__WHAT TO WORK ON__
What is needed is the number of lines below that contain the string "photo", with no other text.

※

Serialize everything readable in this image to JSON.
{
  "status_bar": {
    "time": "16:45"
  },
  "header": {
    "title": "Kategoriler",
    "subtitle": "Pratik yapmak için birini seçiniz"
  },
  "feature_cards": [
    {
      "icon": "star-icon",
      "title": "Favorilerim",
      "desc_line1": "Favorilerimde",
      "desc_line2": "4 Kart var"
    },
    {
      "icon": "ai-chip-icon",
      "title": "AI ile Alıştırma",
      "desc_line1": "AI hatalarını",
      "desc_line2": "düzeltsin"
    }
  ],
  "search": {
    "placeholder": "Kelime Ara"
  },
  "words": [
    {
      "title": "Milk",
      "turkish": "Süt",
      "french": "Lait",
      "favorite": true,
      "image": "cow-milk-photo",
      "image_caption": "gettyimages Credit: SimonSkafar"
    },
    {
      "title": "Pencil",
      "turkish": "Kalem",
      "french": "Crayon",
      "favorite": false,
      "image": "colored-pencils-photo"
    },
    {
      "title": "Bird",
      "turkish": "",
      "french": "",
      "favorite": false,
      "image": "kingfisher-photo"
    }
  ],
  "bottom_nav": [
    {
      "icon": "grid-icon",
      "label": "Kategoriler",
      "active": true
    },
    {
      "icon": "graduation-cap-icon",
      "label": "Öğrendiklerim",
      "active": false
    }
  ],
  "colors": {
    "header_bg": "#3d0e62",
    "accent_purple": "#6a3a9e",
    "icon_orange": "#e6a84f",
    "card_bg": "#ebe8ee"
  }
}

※

__COMPLETED TASK__
3